Baseball's Tar Wars came to an end today with the New York Yankees, their sport's equivalent of The Empire, routed on all fronts.

New York not only lost a game and a convoluted court fight, too, but the Yankees were also outsmarted and embarrassed by American League officials when the Bronx Bickerers unveiled an exotic protest they'd been plotting. Even a thunder and lightning storm bypassed Yankee Stadium at the last moment as the Yankees' final hope for a stay of execution disappeared.

Let the baseball ledger show that Kansas City reliever Dan Quisenberry needed only 10 pitches to retire the Yankees in order in the ninth to save a 5-4 victory for the Royals in a resumption of their famous pine tar-bat battle of July 24.

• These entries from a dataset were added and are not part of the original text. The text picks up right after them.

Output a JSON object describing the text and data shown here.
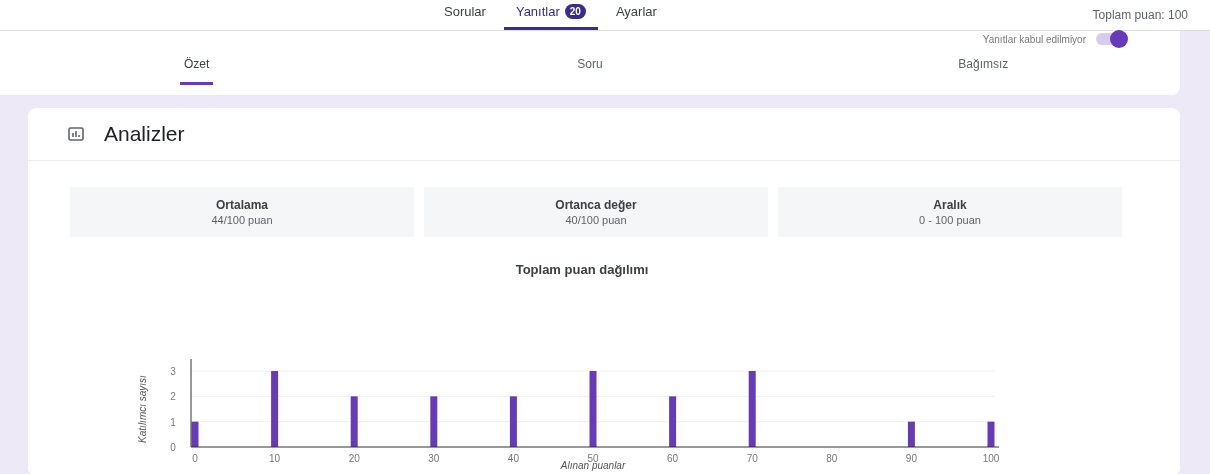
{
  "top_tabs": [
    {
      "label": "Sorular",
      "selected": false
    },
    {
      "label": "Yanıtlar",
      "selected": true,
      "badge": "20"
    },
    {
      "label": "Ayarlar",
      "selected": false
    }
  ],
  "total_points": "Toplam puan: 100",
  "accepting": {
    "label": "Yanıtlar kabul edilmiyor",
    "on": true
  },
  "summary_tabs": [
    {
      "label": "Özet",
      "selected": true
    },
    {
      "label": "Soru",
      "selected": false
    },
    {
      "label": "Bağımsız",
      "selected": false
    }
  ],
  "analytics": {
    "title": "Analizler",
    "stats": [
      {
        "label": "Ortalama",
        "value": "44/100 puan"
      },
      {
        "label": "Ortanca değer",
        "value": "40/100 puan"
      },
      {
        "label": "Aralık",
        "value": "0 - 100 puan"
      }
    ],
    "chart_data": {
      "type": "bar",
      "title": "Toplam puan dağılımı",
      "xlabel": "Alınan puanlar",
      "ylabel": "Katılımcı sayısı",
      "categories": [
        "0",
        "10",
        "20",
        "30",
        "40",
        "50",
        "60",
        "70",
        "80",
        "90",
        "100"
      ],
      "values": [
        1,
        3,
        2,
        2,
        2,
        3,
        2,
        3,
        0,
        1,
        1
      ],
      "ylim": [
        0,
        3
      ],
      "yticks": [
        0,
        1,
        2,
        3
      ]
    }
  }
}
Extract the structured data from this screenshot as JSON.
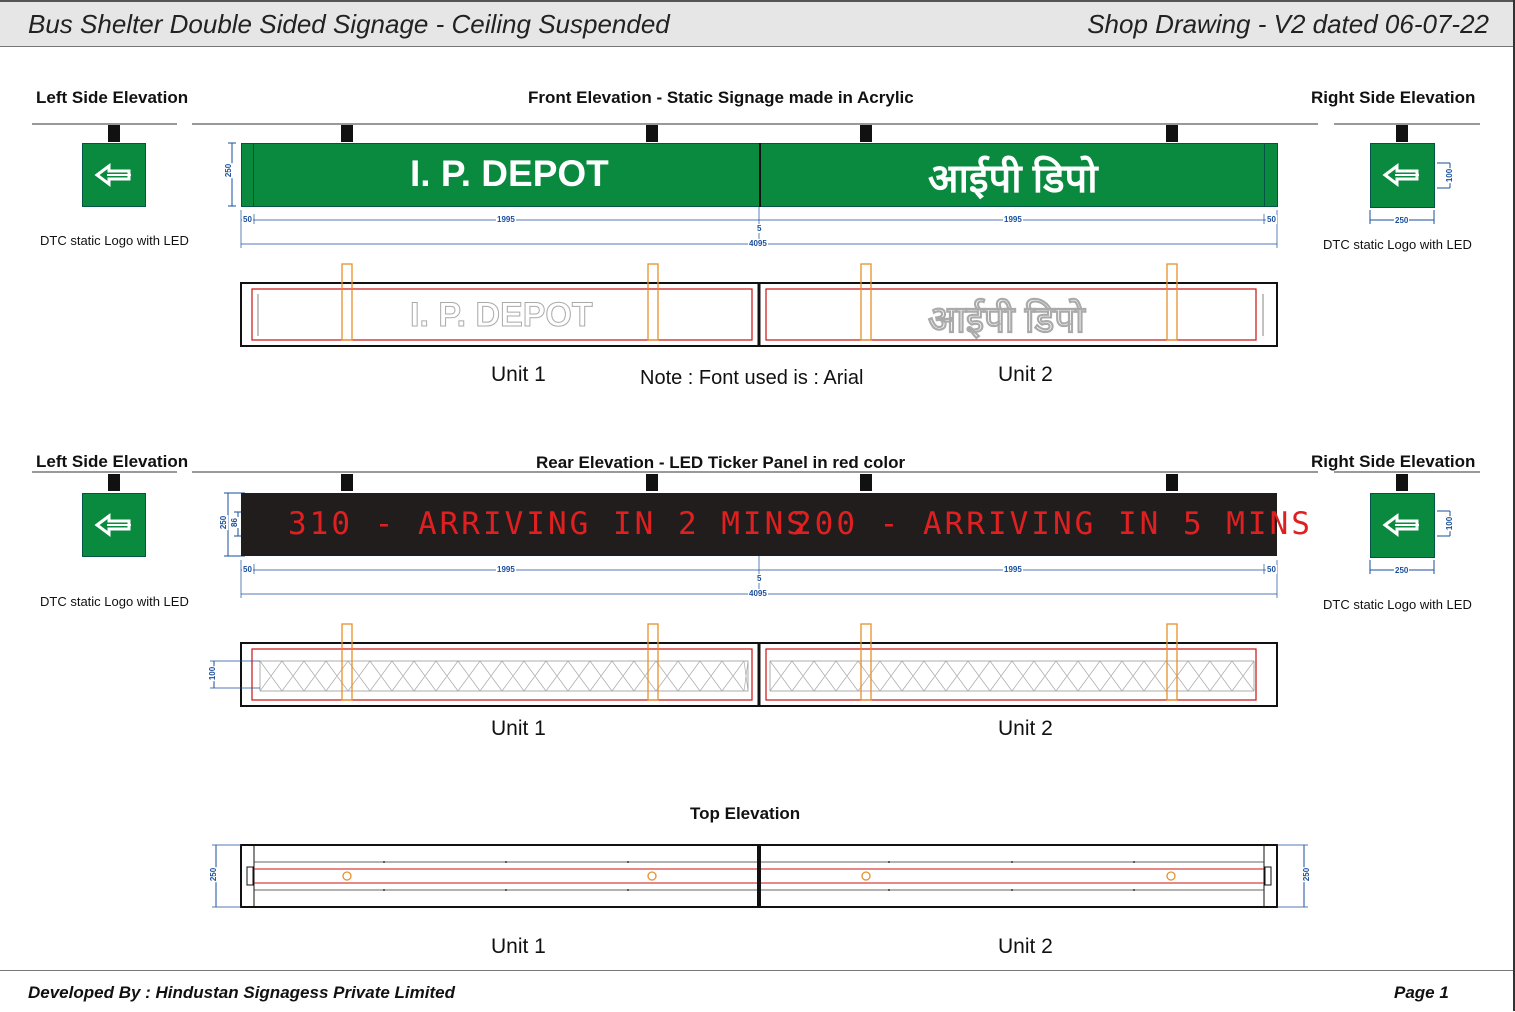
{
  "header": {
    "title": "Bus Shelter Double Sided Signage - Ceiling Suspended",
    "revision": "Shop Drawing - V2 dated 06-07-22"
  },
  "front_section": {
    "left_label": "Left Side Elevation",
    "center_label": "Front Elevation - Static Signage made in Acrylic",
    "right_label": "Right Side Elevation",
    "logo_caption_left": "DTC static Logo with LED",
    "logo_caption_right": "DTC static Logo with LED",
    "sign_text_en": "I. P. DEPOT",
    "sign_text_hi": "आईपी डिपो",
    "dim_height": "250",
    "dim_edge_left": "50",
    "dim_unit1": "1995",
    "dim_center": "5",
    "dim_unit2": "1995",
    "dim_edge_right": "50",
    "dim_total": "4095",
    "right_dim_height": "100",
    "right_dim_width": "250",
    "unit1_label": "Unit 1",
    "unit2_label": "Unit 2",
    "note": "Note : Font used is : Arial"
  },
  "rear_section": {
    "left_label": "Left Side Elevation",
    "center_label": "Rear Elevation - LED Ticker Panel in red color",
    "right_label": "Right Side Elevation",
    "logo_caption_left": "DTC static Logo with LED",
    "logo_caption_right": "DTC static Logo with LED",
    "ticker_1": "310 -  ARRIVING IN 2 MINS",
    "ticker_2": "200 -  ARRIVING IN 5 MINS",
    "dim_height": "250",
    "dim_inner": "86",
    "dim_edge_left": "50",
    "dim_unit1": "1995",
    "dim_center": "5",
    "dim_unit2": "1995",
    "dim_edge_right": "50",
    "dim_total": "4095",
    "dim_section": "100",
    "right_dim_height": "100",
    "right_dim_width": "250",
    "unit1_label": "Unit 1",
    "unit2_label": "Unit 2"
  },
  "top_section": {
    "label": "Top Elevation",
    "dim_left": "250",
    "dim_right": "250",
    "unit1_label": "Unit 1",
    "unit2_label": "Unit 2"
  },
  "footer": {
    "developer": "Developed By : Hindustan Signagess Private Limited",
    "page": "Page 1"
  },
  "colors": {
    "sign_green": "#0a8a3e",
    "led_red": "#e02020",
    "led_background": "#211d1d",
    "dimension_blue": "#1a4f9c",
    "bracket_orange": "#e8902a"
  },
  "icons": [
    "dtc-logo-icon",
    "ceiling-mount-icon"
  ]
}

"It was the consummate ending. Everyone will live happily ever after," said Quisenberry, who got Don Mattingly and Roy Smalley on opposite-field fly balls and Oscar Gamble on a grounder to second base for his 33rd save.

This infamous game, which the Yankees thought they had won 25 days ago when umpires nullified a two-run, two-out home run by George Brett in the ninth, took only 12 minutes to complete. It was witnessed by a tiny crowd, generously reported as 1,245 by the Yankees.

This day's unquestioned highlight came when Yankee Manager Billy Martin scampered onto the field before the first pitch at 6:06 p.m. He had a scheme.

His pitcher--George Frazier--had appealed at both first and second base, contending Brett, on that bygone day, had neglected to tag one of those bags after hitting his homer with that illicit pine tar-laden bat.

The Yankees had noticed a new umpiring crew was working the remainder of this game. Joe Brinkman's crew was gone, replaced by that headed by Dave Phillips.

How can you refuse our appeal when you guys weren't even here at the original game, Martin demanded of Phillips? How do you know whether Brett touched the bases? We're going to protest this game, continued Martin.

That's when Phillips laid it on him. From his pocket, with no change of expression, Phillips drew a piece of paper. Slowly, he unfolded it. This, the umpire informed Martin, was a notarized letter, signed by all four original umpires, stating Brett and the man on base, U.L. Washington, had, in fact, touched every base.

"We expected that the Yankees would pull something like this," said American League official Bob Fischel. "We were ready for it."

And Martin and the Yankees had more egg on their faces before a pitch was ever thrown. The Yankees lodged their protest, anyway. Could the New York front office have a leak, or has league President Lee MacPhail planted a mole?

"Whoever figured out what the Yankees were going to do, and then outfoxed them, should be the next commissioner of baseball," said Quisenberry. "The search is over. Brilliant."

The notarized letter was just the end of a bad day for the Yankees.

Earlier, a Bronx Supreme Court judge had issued an injunction ruling that the game could not be finished until there was time to try the merits of two class-action lawsuits filed by disgruntled fans.

However, in mid-afternoon, Justice Joseph P. Sullivan of the New York State Supreme Court Appellate Division for the First Judicial Department stayed that ruling by Justice Orest V. Maresca. "I guess I can state it best in two words," said Sullivan. "Play ball."

"The Yankees will abide by the judge's decision," said George Steinbrenner, the Yankees' owner, in a prepared statement. " . . . We resent the implication by the American League office that we had any part in either lawsuit . . . We will seek remedy against the American League officials who so stated."

Before this game, Martin, who refused comment afterward, was at his surliest and more boorish. The Yankees had a black, hand-carved bat on their dugout steps; its barrel was covered with gobs of shaving cream. "That bat is legal," snapped Martin. "Shaving cream is not illegal."

Martin, asked by an NBC-TV reporter how this pine tar situation had hurt the team, responded viciously: "Losses. L-O-S-S-E-S. Can you spell that?"

The fifth-place Yankees have lost six of seven games and are 3 1/2 games out of first in the AL East.

The subject of the original controversy wasn't even at Yankee Stadium this afternoon; Brett stayed at Newark Airport waiting for his teammates to fly to Baltimore for a weekend series. MacPhail, who overruled his umpires and decided that Brett's home run should stand because that was "the spirit of the rule," sat near John Schuerholz, the Royals' general manager.

Aside from Martin, Schuerholz may have been the angriest person here. He was incensed by the court cases, which he said he assumed were instigated or orchestrated by the Yankees. And he was mad at the Yankees' playing the last out of the top of the ninth today with Ron Guidry in center field and Mattingly, a first baseman, at second base.

Quisenberry, appropriately, had the final word. "We've already been to New York twice this year," he said. "I've seen everything I wanted to see here, eaten at the delis. Oh, I'd like to get a piece of cheesecake for the road, but, otherwise, I really didn't need to come back to New York."

Asked if this day was a piece of history, Quisenberry yawned and said, "It may be bigger than the World Series."